Conflict in Central African Republic
Since December 2012, the Central African Republic has been caught in a vicious cycle of violence that has seen some 400 people killed and 800 homes burned. This violence has caused as many as 400,000 people to flee their homes in search of safety. Many of the displaced live in the bush and are in need of shelter, food, water, sanitation and health care, especially during the current rainy season. In addition, many children have become separated from their families in the chaos of flight. Most of the affected are from areas outside Bangui, the capital, mainly from Ouham prefecture, where there are 175,000 displaced, with almost 40,000 in Bossangoa. Of these, some 37,000 are camping in dire conditions on the grounds of the Catholic Church and hundreds more in a school and a hospital. Photographer Boris Heger was in the area earlier this year and took these powerful images. The people still need help and the situation remains unstable.
A Family of Somali Artists Continue to Create in Exile
During two decades of conflict and chaos in Somalia, Mohammed Ousman stayed in Mogadishu and taught art as others fled the country. But life became impossible after Al Shabaab militants killed his brother for continuing to practise art. Four of the man's nine children were also murdered. Mohammed closed his own "Picasso Art School" and married his brother's widow, in accordance with Somali custom. But without a job, the 57-year-old struggled to support two families and eventually this cost him his first family. Mohammed decided to leave, flying to Berbera in Somaliland in late 2011 and then crossing to Aw-Barre refugee camp in Ethiopia, where he joined his second wife and her five children. UNHCR transferred Mohammed and his family to Addis Ababa on protection grounds, and in the belief that he could make a living there from his art.

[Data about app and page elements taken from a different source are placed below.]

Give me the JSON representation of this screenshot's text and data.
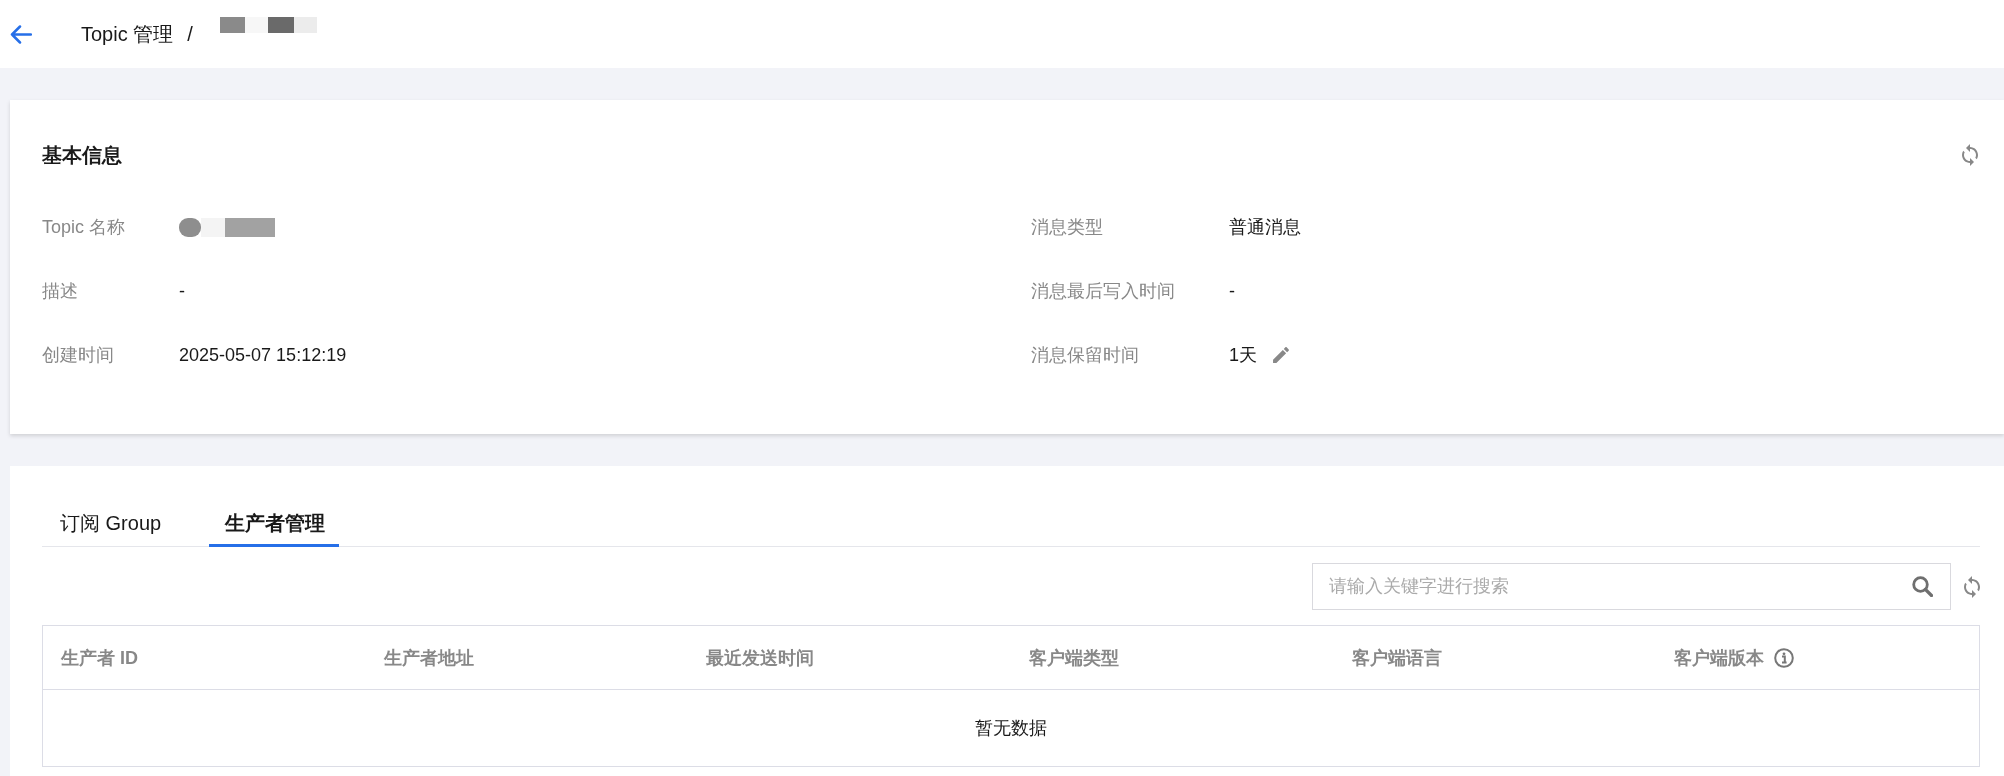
{
  "header": {
    "breadcrumb": "Topic 管理",
    "separator": "/"
  },
  "basic_info": {
    "title": "基本信息",
    "columns": [
      {
        "fields": [
          {
            "kind": "redacted",
            "label": "Topic 名称"
          },
          {
            "kind": "text",
            "label": "描述",
            "value": "-"
          },
          {
            "kind": "text",
            "label": "创建时间",
            "value": "2025-05-07 15:12:19"
          }
        ]
      },
      {
        "fields": [
          {
            "kind": "text",
            "label": "消息类型",
            "value": "普通消息"
          },
          {
            "kind": "text",
            "label": "消息最后写入时间",
            "value": "-"
          },
          {
            "kind": "editable",
            "label": "消息保留时间",
            "value": "1天"
          }
        ]
      }
    ]
  },
  "tabs": [
    {
      "label": "订阅 Group",
      "selected": false
    },
    {
      "label": "生产者管理",
      "selected": true
    }
  ],
  "search": {
    "placeholder": "请输入关键字进行搜索"
  },
  "table": {
    "columns": [
      {
        "label": "生产者 ID",
        "info": false
      },
      {
        "label": "生产者地址",
        "info": false
      },
      {
        "label": "最近发送时间",
        "info": false
      },
      {
        "label": "客户端类型",
        "info": false
      },
      {
        "label": "客户端语言",
        "info": false
      },
      {
        "label": "客户端版本",
        "info": true
      }
    ],
    "empty_text": "暂无数据"
  }
}
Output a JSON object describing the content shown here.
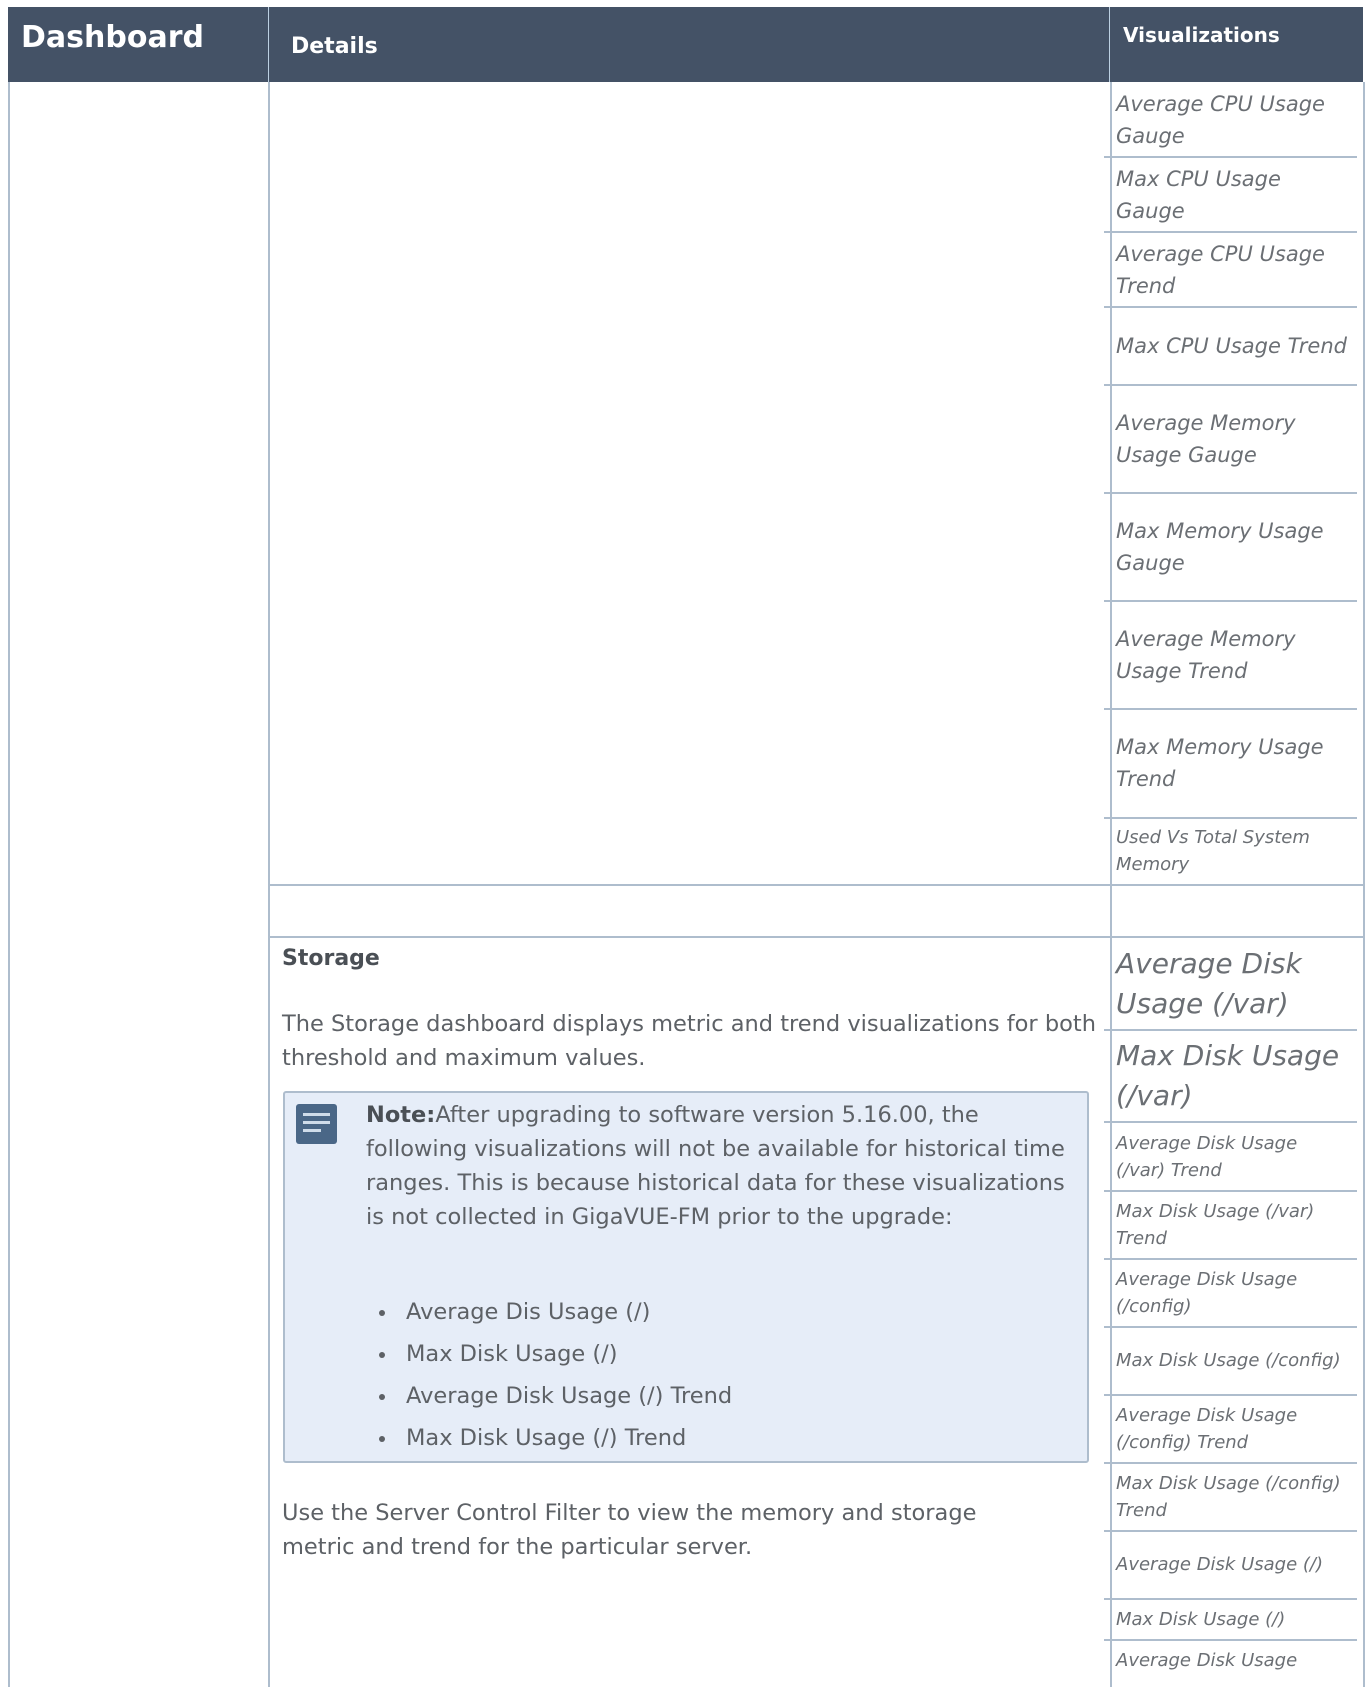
{
  "header": {
    "col_dashboard": "Dashboard",
    "col_details": "Details",
    "col_visualizations": "Visualizations"
  },
  "visualizations_upper": [
    "Average CPU Usage Gauge",
    "Max CPU Usage Gauge",
    "Average CPU Usage Trend",
    "Max CPU Usage Trend",
    "Average Memory Usage Gauge",
    "Max Memory Usage Gauge",
    "Average Memory Usage Trend",
    "Max Memory Usage Trend",
    "Used Vs Total System Memory"
  ],
  "storage": {
    "title": "Storage",
    "description": "The Storage dashboard displays metric and trend visualizations for both threshold and maximum values.",
    "note_label": "Note:",
    "note_text": "After upgrading to software version 5.16.00, the following visualizations will not be available for historical time ranges. This is because historical data for these visualizations is not collected in GigaVUE-FM prior to the upgrade:",
    "note_items": [
      "Average Dis Usage (/)",
      "Max Disk Usage (/)",
      "Average Disk Usage (/) Trend",
      "Max Disk Usage (/) Trend"
    ],
    "footer_text": "Use the Server Control Filter to view the memory and storage metric and trend for the particular server.",
    "visualizations": [
      "Average Disk Usage (/var)",
      "Max Disk Usage (/var)",
      "Average Disk Usage (/var) Trend",
      "Max Disk Usage (/var) Trend",
      "Average Disk Usage (/config)",
      "Max Disk Usage (/config)",
      "Average Disk Usage (/config) Trend",
      "Max Disk Usage (/config) Trend",
      "Average Disk Usage (/)",
      "Max Disk Usage (/)",
      "Average Disk Usage"
    ]
  },
  "colors": {
    "header_bg": "#445266",
    "border": "#aebdcd",
    "note_bg": "#e6edf8",
    "note_icon": "#4a6787"
  },
  "icons": {
    "note": "note-icon"
  }
}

But he's discovering that selling paintings and drawings can be tough - he relies on UNHCR support. The following images of the artist and his family were taken by UNHCR's Kisut Gebre Egziabher.